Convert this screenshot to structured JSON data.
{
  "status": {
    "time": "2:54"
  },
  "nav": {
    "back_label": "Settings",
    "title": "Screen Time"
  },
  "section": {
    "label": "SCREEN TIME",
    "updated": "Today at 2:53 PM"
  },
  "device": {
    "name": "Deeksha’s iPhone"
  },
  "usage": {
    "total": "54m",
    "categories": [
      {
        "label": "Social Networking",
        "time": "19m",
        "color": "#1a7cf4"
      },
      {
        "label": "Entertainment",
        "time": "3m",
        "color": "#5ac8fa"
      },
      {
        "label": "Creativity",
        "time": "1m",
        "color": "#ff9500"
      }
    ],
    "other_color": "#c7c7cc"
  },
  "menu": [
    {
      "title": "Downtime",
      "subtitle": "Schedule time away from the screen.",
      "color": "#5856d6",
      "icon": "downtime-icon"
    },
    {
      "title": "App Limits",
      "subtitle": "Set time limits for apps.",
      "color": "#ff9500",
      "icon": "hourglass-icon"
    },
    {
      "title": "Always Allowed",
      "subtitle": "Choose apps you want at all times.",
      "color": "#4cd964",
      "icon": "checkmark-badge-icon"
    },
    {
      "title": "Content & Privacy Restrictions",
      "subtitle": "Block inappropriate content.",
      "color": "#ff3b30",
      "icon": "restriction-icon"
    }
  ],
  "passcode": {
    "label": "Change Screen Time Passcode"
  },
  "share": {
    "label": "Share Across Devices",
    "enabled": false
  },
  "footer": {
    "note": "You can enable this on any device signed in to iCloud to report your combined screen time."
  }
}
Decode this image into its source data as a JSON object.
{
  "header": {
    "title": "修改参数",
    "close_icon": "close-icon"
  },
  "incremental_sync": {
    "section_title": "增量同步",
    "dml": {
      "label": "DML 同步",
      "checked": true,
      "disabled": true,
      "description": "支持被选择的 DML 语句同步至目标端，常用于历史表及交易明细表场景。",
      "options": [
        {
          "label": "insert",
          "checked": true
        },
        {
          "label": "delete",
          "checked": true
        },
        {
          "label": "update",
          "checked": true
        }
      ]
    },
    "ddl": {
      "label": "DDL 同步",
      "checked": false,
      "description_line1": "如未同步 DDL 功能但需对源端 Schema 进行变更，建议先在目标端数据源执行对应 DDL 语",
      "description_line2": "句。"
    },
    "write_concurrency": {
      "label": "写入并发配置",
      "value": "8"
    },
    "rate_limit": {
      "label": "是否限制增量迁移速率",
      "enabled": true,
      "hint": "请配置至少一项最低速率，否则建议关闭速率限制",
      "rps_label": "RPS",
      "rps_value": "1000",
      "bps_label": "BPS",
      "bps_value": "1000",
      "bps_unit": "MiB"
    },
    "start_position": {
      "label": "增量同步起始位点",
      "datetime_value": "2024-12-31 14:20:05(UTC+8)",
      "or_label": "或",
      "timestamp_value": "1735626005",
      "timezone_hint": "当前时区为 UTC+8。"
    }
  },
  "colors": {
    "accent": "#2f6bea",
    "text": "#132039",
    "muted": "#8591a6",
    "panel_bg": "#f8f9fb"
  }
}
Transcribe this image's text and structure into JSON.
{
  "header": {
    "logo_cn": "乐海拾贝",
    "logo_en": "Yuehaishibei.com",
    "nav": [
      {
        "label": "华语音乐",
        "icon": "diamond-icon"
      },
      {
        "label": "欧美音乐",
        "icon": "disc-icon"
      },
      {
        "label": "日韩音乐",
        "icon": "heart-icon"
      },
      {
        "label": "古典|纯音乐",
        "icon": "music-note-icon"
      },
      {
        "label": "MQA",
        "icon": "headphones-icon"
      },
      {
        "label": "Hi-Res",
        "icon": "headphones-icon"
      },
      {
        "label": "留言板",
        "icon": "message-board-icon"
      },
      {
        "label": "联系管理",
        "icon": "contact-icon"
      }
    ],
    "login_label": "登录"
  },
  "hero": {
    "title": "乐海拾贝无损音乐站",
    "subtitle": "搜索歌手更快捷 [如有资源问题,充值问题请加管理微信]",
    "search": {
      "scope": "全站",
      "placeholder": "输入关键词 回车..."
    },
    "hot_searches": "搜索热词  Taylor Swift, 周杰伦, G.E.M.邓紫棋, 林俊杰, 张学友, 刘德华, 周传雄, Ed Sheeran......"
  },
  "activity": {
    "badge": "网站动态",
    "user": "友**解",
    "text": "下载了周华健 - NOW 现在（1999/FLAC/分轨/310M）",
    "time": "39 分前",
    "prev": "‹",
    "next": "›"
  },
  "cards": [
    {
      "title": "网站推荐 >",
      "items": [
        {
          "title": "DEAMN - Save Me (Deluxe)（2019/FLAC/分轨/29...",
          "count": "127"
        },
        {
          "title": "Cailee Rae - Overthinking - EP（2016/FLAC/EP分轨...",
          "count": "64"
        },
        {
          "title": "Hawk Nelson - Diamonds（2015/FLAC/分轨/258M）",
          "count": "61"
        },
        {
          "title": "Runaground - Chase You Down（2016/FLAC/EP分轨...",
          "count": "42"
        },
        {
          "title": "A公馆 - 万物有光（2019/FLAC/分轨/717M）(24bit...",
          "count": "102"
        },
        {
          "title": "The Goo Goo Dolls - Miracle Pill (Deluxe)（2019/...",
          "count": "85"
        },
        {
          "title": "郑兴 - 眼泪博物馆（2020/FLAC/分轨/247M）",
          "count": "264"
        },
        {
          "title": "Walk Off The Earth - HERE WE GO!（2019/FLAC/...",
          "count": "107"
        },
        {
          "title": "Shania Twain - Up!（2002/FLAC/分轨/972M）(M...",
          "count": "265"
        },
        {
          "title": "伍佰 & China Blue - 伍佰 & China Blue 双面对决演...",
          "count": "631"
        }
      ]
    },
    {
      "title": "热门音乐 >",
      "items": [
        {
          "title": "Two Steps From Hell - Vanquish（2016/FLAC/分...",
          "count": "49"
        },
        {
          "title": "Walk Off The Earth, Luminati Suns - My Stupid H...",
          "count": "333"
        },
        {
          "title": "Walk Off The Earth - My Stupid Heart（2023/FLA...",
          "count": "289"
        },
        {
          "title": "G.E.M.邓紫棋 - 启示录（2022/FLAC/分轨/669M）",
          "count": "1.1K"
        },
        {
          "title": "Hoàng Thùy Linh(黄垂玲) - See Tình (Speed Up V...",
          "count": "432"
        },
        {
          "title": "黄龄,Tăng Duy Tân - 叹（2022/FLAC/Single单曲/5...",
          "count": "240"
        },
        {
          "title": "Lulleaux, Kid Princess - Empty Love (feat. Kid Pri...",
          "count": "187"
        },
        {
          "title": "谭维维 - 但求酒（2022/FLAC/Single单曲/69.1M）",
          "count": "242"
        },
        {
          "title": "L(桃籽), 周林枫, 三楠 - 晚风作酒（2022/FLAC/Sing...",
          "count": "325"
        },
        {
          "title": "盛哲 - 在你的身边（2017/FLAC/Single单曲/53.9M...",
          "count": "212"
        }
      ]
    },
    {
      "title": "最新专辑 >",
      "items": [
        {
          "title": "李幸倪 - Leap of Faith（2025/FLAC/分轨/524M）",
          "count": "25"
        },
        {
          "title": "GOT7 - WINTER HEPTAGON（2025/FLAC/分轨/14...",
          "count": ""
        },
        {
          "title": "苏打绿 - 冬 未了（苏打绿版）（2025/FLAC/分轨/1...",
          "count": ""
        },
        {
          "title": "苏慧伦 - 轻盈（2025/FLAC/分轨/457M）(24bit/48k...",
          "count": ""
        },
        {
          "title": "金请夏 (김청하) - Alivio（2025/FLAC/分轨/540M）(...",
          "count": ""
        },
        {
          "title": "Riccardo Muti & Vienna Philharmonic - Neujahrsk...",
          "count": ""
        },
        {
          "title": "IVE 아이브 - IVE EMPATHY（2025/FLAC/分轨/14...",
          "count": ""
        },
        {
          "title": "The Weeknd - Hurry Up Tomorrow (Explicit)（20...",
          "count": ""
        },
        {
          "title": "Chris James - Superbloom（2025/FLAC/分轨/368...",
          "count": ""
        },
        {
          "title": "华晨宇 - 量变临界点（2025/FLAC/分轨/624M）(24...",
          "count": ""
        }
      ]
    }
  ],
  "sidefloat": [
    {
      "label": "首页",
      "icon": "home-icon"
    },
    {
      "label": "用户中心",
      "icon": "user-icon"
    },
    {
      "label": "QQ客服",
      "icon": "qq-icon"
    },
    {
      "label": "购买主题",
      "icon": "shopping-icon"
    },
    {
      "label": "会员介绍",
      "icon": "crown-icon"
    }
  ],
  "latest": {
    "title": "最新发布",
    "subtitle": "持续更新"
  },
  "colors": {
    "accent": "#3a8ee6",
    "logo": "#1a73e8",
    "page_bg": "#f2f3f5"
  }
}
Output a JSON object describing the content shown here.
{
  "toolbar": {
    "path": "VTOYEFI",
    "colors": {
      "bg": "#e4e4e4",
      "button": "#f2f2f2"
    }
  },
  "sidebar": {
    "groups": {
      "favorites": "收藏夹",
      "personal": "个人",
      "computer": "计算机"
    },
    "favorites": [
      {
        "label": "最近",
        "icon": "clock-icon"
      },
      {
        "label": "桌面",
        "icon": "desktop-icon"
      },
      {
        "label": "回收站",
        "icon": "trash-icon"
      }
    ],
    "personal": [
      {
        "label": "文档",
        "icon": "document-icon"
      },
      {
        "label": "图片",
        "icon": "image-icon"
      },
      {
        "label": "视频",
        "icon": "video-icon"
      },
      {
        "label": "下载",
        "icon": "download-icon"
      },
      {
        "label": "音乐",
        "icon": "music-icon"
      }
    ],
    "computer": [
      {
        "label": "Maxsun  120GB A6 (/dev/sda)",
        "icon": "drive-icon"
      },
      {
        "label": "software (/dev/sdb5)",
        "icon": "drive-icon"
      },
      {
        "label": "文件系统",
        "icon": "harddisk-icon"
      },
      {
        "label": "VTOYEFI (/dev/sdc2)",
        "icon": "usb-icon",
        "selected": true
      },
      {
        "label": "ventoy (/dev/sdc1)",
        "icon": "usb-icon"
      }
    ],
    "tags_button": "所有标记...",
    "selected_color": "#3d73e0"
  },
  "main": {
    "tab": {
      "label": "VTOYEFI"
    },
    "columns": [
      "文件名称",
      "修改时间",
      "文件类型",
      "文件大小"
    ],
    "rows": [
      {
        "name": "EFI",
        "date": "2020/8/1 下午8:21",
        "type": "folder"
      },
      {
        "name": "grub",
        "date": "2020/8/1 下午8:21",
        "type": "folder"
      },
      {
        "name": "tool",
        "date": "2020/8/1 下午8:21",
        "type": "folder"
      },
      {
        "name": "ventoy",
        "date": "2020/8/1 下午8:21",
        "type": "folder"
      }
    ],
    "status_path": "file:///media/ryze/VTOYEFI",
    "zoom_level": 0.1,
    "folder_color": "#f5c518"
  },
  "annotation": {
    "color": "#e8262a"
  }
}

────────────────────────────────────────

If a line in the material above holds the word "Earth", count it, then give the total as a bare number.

_TASK ANSWER_. 3